Having over-nighted just south of Lochwinnoch, we began Saturday on the shores of Loch Barr, in search on the long-staying Hooded Merganser. After a couple of hours without seeing it, I became convinced it must be tucked under the far shore, where there were a lot of duck. When they all flushed, and maybe 100 birds (mainly Teal) flew out onto the loch, I knew this was going to be our moment. So we scanned... and scanned... and scanned some more. But no sign of the Hoodie. And so, after a total of eight and a half hours of scanning, with checks of Kilbirnie Loch and a brief break for lunch, we couldn't find hide nor hair (nor indeed feather) it. It had been seen the previous evening, which spurred on thoughts about whether we shouldn't have bothered with the RBG... And even more frustratingly, it was then seen the following day! Sometimes I hate birding. Still, we had lovely views of Goosander

Lochwinnoch - lovely!
I think I've had enough of Lochwinnoch
What an awful place

All of this made the 3 hour journey down to Lancaster drag even more than it might of done, but it did mean that we were out an about looking for geese on the Lancashire mosses nice an early. They were streaming in from the west, and we duly noted where most of them were landing, finding a huge flock of Pink-footed Geese (thousands and thousands) at Braides. Part of the flock was obscured, but amongst the birds that we could see, we eventually picked out the Todd's Canada Goose, slightly larger than the Pinks but it would be dwarfed by our normal Canadas. Also present were up to 7 Eurasian White-fronts, and a single Barnacle Goose. The former was one of our main targets, but the Red-breasted Goose, our other main target, couldn't be found, despite scrutinising more geese around Skronkey - of course, it was seen later in the morning after we'd departed.

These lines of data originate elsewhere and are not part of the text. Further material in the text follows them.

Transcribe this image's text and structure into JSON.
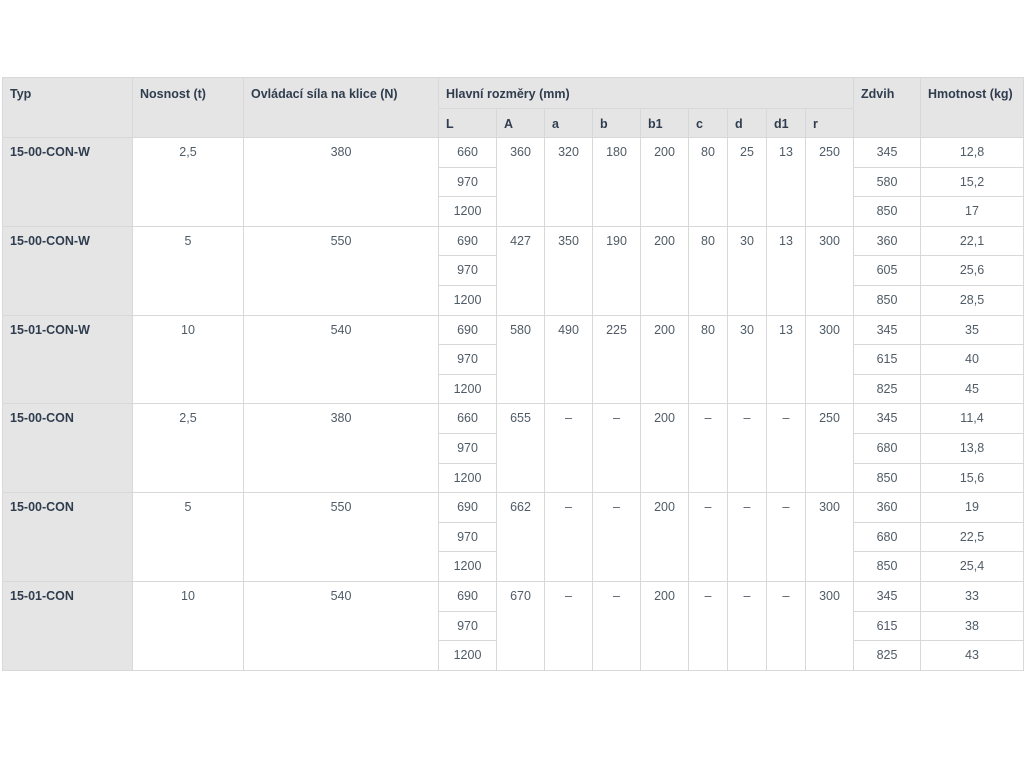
{
  "table": {
    "headers": {
      "typ": "Typ",
      "nosnost": "Nosnost (t)",
      "sila": "Ovládací síla na klice (N)",
      "rozmery": "Hlavní rozměry (mm)",
      "zdvih": "Zdvih",
      "hmotnost": "Hmotnost (kg)",
      "sub": [
        "L",
        "A",
        "a",
        "b",
        "b1",
        "c",
        "d",
        "d1",
        "r"
      ]
    },
    "rows": [
      {
        "typ": "15-00-CON-W",
        "nosnost": "2,5",
        "sila": "380",
        "A": "360",
        "a": "320",
        "b": "180",
        "b1": "200",
        "c": "80",
        "d": "25",
        "d1": "13",
        "r": "250",
        "variants": [
          {
            "L": "660",
            "zdvih": "345",
            "hmotnost": "12,8"
          },
          {
            "L": "970",
            "zdvih": "580",
            "hmotnost": "15,2"
          },
          {
            "L": "1200",
            "zdvih": "850",
            "hmotnost": "17"
          }
        ]
      },
      {
        "typ": "15-00-CON-W",
        "nosnost": "5",
        "sila": "550",
        "A": "427",
        "a": "350",
        "b": "190",
        "b1": "200",
        "c": "80",
        "d": "30",
        "d1": "13",
        "r": "300",
        "variants": [
          {
            "L": "690",
            "zdvih": "360",
            "hmotnost": "22,1"
          },
          {
            "L": "970",
            "zdvih": "605",
            "hmotnost": "25,6"
          },
          {
            "L": "1200",
            "zdvih": "850",
            "hmotnost": "28,5"
          }
        ]
      },
      {
        "typ": "15-01-CON-W",
        "nosnost": "10",
        "sila": "540",
        "A": "580",
        "a": "490",
        "b": "225",
        "b1": "200",
        "c": "80",
        "d": "30",
        "d1": "13",
        "r": "300",
        "variants": [
          {
            "L": "690",
            "zdvih": "345",
            "hmotnost": "35"
          },
          {
            "L": "970",
            "zdvih": "615",
            "hmotnost": "40"
          },
          {
            "L": "1200",
            "zdvih": "825",
            "hmotnost": "45"
          }
        ]
      },
      {
        "typ": "15-00-CON",
        "nosnost": "2,5",
        "sila": "380",
        "A": "655",
        "a": "–",
        "b": "–",
        "b1": "200",
        "c": "–",
        "d": "–",
        "d1": "–",
        "r": "250",
        "variants": [
          {
            "L": "660",
            "zdvih": "345",
            "hmotnost": "11,4"
          },
          {
            "L": "970",
            "zdvih": "680",
            "hmotnost": "13,8"
          },
          {
            "L": "1200",
            "zdvih": "850",
            "hmotnost": "15,6"
          }
        ]
      },
      {
        "typ": "15-00-CON",
        "nosnost": "5",
        "sila": "550",
        "A": "662",
        "a": "–",
        "b": "–",
        "b1": "200",
        "c": "–",
        "d": "–",
        "d1": "–",
        "r": "300",
        "variants": [
          {
            "L": "690",
            "zdvih": "360",
            "hmotnost": "19"
          },
          {
            "L": "970",
            "zdvih": "680",
            "hmotnost": "22,5"
          },
          {
            "L": "1200",
            "zdvih": "850",
            "hmotnost": "25,4"
          }
        ]
      },
      {
        "typ": "15-01-CON",
        "nosnost": "10",
        "sila": "540",
        "A": "670",
        "a": "–",
        "b": "–",
        "b1": "200",
        "c": "–",
        "d": "–",
        "d1": "–",
        "r": "300",
        "variants": [
          {
            "L": "690",
            "zdvih": "345",
            "hmotnost": "33"
          },
          {
            "L": "970",
            "zdvih": "615",
            "hmotnost": "38"
          },
          {
            "L": "1200",
            "zdvih": "825",
            "hmotnost": "43"
          }
        ]
      }
    ]
  }
}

Todd's Canada Goose
Two Euro WFG
Pinks in flight

Our final stop of the trip was a rather unprepossessing place on the south side of Southport, where a very average looking grass field held 6 Cattle Egrets, and similar numbers of Littles. I then dropped DC off with his family, and headed for home. 

Two of the 6 Cattle Egrets
Cattle and Little Egrets

All in all, it was a good trip, with highlights being Pine Bunting (DC only), Eastern Black Redstart, Glaucous and Iceland Gulls, Pacific Diver, Great Grey Shrike, Todd's Canada Goose and Cattle Egret - although our luck (or lack thereof) with the Hooded Merg is particularly galling (and Ring-billed Gull and Red-breasted Goose can also be counted as dips). Perhaps we were looking down the wrong end of our scopes for the Hoodie, or perhaps it had gone on a day trip somewhere else. But I suppose you can't win 'em all.